I call the next part the joists: the additional supporting boards that tie the posts to the ledger board and form the basic frame of the pergola. I’ve also seen those called girders or beams.
The rafters form the main part of the roof. Ours are 2x4s spaced 16″ on center. The range is usually anywhere between 12″-24″.
Finally, the PURLINS, which we are working on now. The purlins are what will provide most of the shade. I just read that for the maximum sun shade, the purlins should run north-south, which I’m relieved to see, because that’s what we did (without really knowing that). So now you know too!
We’re using 2x2s for the purlins and spacing them by placing a 2×3 in between as they’re screwed down (you can see that on the left in the photo below), so that comes to about 2-1/2″ of space between each. 2x2s don’t come in super long lengths, so we have to use 2 end-to-end to span the length of our pergola. Pete cut them at a 45° angle to fit end-over-end and then screwed through both to the rafter instead of having 2 flush ends butting up to each other.
The 2x2s at Menards and Home Depot (and I believe Lowe’s as well) are a maximum 8′ long. We discovered that 2 of them end-to-end still wouldn’t fully overlap our rafters. Luckily we called a local hardware store chain called Crafty Beaver (yeah, probably not the best choice in names nowadays, but they’ve been around since the 1930s…), who had 2x2s in 10′ lengths. They have locations in Skokie and the north side of Chicago (Albany Park and Portage Park).
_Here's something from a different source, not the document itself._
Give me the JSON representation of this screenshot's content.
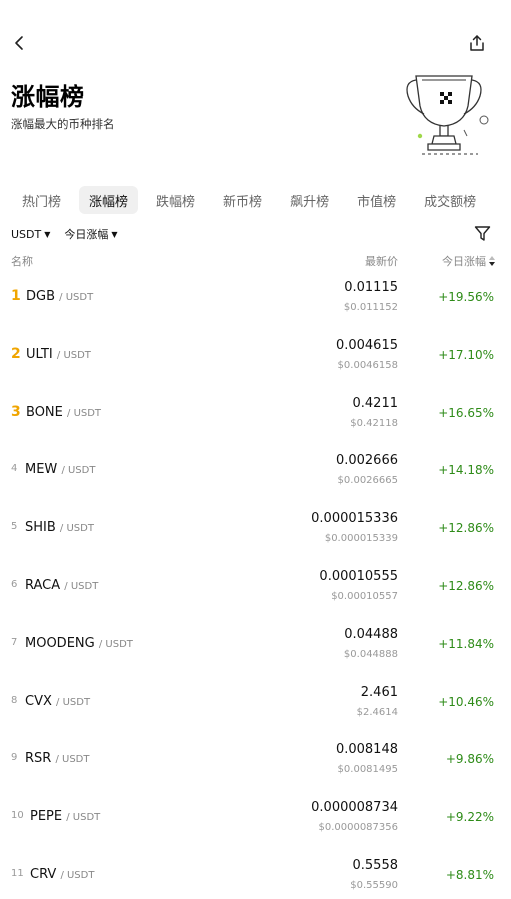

We bought about 45 of those and were going to combine those with the 2x2x8s that we already had from Menards but discovered that there was a vast difference in quality between the two. First of all, we didn’t have to search through the lumber to find straight pieces (and the staff at Crafty Beaver actually pick and inspect the lumber for you!). The Crafty Beaver 2x2s were also nominally bigger (the edges of the Menards lumber are much more rounded), AND unlike the Menards lumber there were no knots! Yes, they were a little more expensive, but considering the difference in quality, the price difference was minimal. I kinda wish we had bought all the lumber from them, but too late now — at least we saved a little money.
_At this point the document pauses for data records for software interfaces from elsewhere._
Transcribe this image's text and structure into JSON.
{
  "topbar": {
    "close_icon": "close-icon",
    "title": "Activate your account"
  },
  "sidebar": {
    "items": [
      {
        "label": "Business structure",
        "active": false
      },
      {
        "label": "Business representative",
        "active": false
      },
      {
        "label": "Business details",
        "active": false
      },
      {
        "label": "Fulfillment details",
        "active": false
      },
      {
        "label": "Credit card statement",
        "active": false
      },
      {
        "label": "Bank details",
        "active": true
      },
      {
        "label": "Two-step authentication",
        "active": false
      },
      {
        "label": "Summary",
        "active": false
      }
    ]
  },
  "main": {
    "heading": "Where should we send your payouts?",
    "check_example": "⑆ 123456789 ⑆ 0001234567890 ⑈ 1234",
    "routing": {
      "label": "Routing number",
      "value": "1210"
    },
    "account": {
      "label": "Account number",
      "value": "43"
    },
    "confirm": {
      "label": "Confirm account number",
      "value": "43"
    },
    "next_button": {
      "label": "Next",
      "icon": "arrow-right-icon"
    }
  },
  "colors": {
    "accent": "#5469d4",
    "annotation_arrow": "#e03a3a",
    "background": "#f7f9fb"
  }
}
Because of the mismatch, we had to go back and buy 2x2x8s at Crafty Beaver as well. Pete has started to install those, so hopefully we’ll be done with it this weekend. We haven’t been able to fully test out the shade aspect yet, but I am LOVIN’ how it’s turning out!